**What you have to do**
Please reproduce the listing in its entirety, exactly as shown.

*** Source data ***

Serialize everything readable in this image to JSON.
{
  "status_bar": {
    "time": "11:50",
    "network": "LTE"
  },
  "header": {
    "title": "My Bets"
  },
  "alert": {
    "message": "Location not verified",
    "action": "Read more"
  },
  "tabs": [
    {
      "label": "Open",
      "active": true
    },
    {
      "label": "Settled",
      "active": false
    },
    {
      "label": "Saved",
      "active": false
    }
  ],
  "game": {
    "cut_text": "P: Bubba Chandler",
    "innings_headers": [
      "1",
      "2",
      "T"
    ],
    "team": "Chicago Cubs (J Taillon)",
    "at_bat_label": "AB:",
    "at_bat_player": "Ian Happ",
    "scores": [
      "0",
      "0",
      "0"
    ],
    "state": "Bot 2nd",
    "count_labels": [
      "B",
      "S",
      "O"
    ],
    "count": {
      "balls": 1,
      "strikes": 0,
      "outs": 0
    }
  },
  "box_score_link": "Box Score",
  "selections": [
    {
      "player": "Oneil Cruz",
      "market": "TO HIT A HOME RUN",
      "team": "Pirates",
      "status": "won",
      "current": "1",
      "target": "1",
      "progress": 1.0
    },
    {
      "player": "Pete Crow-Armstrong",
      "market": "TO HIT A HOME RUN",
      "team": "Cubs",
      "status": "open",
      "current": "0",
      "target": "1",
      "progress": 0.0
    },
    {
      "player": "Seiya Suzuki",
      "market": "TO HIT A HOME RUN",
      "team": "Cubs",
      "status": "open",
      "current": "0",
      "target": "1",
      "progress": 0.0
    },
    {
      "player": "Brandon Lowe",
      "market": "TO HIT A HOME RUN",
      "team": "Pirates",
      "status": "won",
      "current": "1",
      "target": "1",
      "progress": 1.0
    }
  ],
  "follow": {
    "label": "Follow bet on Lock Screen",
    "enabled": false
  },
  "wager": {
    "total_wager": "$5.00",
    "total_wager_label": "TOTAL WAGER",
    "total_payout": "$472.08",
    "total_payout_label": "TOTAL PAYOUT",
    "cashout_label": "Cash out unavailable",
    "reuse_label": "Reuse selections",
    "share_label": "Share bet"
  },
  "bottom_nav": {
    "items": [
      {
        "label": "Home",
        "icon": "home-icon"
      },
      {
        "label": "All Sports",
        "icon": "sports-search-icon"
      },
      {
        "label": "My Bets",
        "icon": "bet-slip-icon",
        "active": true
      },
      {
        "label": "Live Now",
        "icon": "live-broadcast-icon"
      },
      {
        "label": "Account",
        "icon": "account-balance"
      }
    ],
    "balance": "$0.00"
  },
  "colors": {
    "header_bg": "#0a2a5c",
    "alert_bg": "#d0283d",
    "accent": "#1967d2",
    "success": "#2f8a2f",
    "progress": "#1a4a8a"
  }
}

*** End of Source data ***

**Answer to this problem**
Serialize everything readable in this image to JSON.
{
  "status_bar": {
    "time": "11:50",
    "network": "LTE"
  },
  "header": {
    "title": "My Bets"
  },
  "alert": {
    "message": "Location not verified",
    "action": "Read more"
  },
  "tabs": [
    {
      "label": "Open",
      "active": true
    },
    {
      "label": "Settled",
      "active": false
    },
    {
      "label": "Saved",
      "active": false
    }
  ],
  "game": {
    "cut_text": "P: Bubba Chandler",
    "innings_headers": [
      "1",
      "2",
      "T"
    ],
    "team": "Chicago Cubs (J Taillon)",
    "at_bat_label": "AB:",
    "at_bat_player": "Ian Happ",
    "scores": [
      "0",
      "0",
      "0"
    ],
    "state": "Bot 2nd",
    "count_labels": [
      "B",
      "S",
      "O"
    ],
    "count": {
      "balls": 1,
      "strikes": 0,
      "outs": 0
    }
  },
  "box_score_link": "Box Score",
  "selections": [
    {
      "player": "Oneil Cruz",
      "market": "TO HIT A HOME RUN",
      "team": "Pirates",
      "status": "won",
      "current": "1",
      "target": "1",
      "progress": 1.0
    },
    {
      "player": "Pete Crow-Armstrong",
      "market": "TO HIT A HOME RUN",
      "team": "Cubs",
      "status": "open",
      "current": "0",
      "target": "1",
      "progress": 0.0
    },
    {
      "player": "Seiya Suzuki",
      "market": "TO HIT A HOME RUN",
      "team": "Cubs",
      "status": "open",
      "current": "0",
      "target": "1",
      "progress": 0.0
    },
    {
      "player": "Brandon Lowe",
      "market": "TO HIT A HOME RUN",
      "team": "Pirates",
      "status": "won",
      "current": "1",
      "target": "1",
      "progress": 1.0
    }
  ],
  "follow": {
    "label": "Follow bet on Lock Screen",
    "enabled": false
  },
  "wager": {
    "total_wager": "$5.00",
    "total_wager_label": "TOTAL WAGER",
    "total_payout": "$472.08",
    "total_payout_label": "TOTAL PAYOUT",
    "cashout_label": "Cash out unavailable",
    "reuse_label": "Reuse selections",
    "share_label": "Share bet"
  },
  "bottom_nav": {
    "items": [
      {
        "label": "Home",
        "icon": "home-icon"
      },
      {
        "label": "All Sports",
        "icon": "sports-search-icon"
      },
      {
        "label": "My Bets",
        "icon": "bet-slip-icon",
        "active": true
      },
      {
        "label": "Live Now",
        "icon": "live-broadcast-icon"
      },
      {
        "label": "Account",
        "icon": "account-balance"
      }
    ],
    "balance": "$0.00"
  },
  "colors": {
    "header_bg": "#0a2a5c",
    "alert_bg": "#d0283d",
    "accent": "#1967d2",
    "success": "#2f8a2f",
    "progress": "#1a4a8a"
  }
}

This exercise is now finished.